## How to complete this task
All lines of the entries with "text" in them must be listed.

*** Record excerpts ***

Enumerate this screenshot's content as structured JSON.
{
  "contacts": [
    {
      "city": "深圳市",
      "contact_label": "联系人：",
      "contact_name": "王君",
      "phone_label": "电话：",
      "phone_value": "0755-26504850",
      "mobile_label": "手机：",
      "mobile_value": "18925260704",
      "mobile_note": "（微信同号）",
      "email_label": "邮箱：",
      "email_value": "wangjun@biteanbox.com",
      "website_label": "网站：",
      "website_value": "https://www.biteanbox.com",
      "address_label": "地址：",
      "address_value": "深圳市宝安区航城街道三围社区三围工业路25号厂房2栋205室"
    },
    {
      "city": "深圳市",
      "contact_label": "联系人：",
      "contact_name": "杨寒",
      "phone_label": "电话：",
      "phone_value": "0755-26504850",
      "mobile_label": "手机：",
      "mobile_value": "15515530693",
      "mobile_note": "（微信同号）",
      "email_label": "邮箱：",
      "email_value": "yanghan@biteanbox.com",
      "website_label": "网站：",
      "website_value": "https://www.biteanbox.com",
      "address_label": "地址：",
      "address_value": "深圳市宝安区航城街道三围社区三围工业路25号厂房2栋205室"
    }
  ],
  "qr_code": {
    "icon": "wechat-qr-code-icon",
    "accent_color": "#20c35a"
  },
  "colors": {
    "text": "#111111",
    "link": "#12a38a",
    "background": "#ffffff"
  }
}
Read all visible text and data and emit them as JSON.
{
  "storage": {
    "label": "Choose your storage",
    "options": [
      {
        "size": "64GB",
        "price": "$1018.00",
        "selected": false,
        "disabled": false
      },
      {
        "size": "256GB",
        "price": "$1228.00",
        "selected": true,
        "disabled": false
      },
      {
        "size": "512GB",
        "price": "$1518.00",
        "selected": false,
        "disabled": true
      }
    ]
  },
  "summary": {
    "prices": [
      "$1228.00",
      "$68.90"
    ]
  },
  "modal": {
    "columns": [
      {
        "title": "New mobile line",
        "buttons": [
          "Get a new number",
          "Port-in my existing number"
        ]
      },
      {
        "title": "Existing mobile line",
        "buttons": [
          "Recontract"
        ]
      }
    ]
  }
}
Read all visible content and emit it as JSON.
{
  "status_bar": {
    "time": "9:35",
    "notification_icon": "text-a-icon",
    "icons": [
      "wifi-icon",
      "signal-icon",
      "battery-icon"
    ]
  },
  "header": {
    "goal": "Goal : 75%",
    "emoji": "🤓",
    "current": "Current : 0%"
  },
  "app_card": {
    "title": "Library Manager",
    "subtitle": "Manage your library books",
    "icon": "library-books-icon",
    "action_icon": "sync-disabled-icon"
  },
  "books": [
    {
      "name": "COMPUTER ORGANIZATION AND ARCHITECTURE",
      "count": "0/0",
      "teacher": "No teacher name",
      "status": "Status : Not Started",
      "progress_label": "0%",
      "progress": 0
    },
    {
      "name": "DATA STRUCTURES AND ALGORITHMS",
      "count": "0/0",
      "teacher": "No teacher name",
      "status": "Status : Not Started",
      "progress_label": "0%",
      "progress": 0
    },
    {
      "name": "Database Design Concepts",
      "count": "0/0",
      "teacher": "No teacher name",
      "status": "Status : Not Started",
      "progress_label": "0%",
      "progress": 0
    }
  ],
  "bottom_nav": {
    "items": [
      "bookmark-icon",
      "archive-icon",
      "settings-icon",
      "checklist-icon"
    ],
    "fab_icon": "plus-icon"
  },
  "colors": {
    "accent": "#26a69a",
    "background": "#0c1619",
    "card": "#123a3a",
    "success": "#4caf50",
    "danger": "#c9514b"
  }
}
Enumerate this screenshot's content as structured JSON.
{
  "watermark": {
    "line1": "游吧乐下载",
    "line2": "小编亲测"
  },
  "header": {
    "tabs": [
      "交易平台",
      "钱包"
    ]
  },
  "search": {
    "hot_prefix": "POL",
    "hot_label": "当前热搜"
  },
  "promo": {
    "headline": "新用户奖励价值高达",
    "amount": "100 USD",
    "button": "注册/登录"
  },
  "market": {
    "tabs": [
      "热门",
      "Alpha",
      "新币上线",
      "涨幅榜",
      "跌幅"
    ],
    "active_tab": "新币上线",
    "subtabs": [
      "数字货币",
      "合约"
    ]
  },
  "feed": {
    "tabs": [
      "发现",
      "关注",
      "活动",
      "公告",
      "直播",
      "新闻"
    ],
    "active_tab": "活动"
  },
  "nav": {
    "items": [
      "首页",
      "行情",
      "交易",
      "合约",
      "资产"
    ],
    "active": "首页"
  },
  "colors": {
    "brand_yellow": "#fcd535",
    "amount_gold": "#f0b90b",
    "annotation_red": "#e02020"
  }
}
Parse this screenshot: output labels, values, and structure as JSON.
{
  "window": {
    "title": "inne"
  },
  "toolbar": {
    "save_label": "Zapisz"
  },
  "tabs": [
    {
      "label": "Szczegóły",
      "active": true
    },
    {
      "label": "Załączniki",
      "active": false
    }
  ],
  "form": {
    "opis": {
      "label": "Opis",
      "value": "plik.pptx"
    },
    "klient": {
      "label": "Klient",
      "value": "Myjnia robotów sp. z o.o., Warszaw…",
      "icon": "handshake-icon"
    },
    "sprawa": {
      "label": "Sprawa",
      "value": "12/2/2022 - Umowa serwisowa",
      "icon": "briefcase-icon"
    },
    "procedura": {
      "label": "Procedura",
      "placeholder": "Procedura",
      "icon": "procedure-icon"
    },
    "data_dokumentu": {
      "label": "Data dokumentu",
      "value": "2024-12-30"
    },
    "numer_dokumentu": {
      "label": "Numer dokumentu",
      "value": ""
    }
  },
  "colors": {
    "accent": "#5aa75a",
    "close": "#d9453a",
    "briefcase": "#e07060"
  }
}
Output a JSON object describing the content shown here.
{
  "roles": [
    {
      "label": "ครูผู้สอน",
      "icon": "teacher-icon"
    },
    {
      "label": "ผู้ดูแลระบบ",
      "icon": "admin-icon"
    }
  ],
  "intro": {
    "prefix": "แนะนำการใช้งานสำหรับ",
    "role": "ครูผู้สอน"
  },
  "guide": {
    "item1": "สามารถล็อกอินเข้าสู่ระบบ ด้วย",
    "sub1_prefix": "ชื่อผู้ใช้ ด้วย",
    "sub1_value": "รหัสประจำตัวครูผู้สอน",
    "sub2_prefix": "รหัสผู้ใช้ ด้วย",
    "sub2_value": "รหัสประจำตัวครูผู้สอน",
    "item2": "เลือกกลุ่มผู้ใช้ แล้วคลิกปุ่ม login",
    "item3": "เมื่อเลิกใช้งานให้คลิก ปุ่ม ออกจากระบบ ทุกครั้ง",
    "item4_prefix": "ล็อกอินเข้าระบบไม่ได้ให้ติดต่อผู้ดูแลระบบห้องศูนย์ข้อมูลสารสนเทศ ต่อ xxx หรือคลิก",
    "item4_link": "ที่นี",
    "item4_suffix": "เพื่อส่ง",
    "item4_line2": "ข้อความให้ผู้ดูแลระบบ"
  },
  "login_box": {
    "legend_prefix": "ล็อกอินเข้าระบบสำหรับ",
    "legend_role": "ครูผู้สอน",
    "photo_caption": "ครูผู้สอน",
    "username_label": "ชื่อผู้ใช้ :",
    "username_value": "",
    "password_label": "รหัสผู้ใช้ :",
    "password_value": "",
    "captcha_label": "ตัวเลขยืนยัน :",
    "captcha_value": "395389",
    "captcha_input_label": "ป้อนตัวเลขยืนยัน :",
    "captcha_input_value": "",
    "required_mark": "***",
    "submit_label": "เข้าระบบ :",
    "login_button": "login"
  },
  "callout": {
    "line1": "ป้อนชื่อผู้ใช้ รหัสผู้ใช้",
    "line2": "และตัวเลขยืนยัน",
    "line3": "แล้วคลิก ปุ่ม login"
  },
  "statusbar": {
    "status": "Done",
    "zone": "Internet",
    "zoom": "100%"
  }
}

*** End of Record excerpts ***

## Answer to this problem
    "text": "#111111",
Read all visible text and data and emit them as JSON.
    "notification_icon": "text-a-icon",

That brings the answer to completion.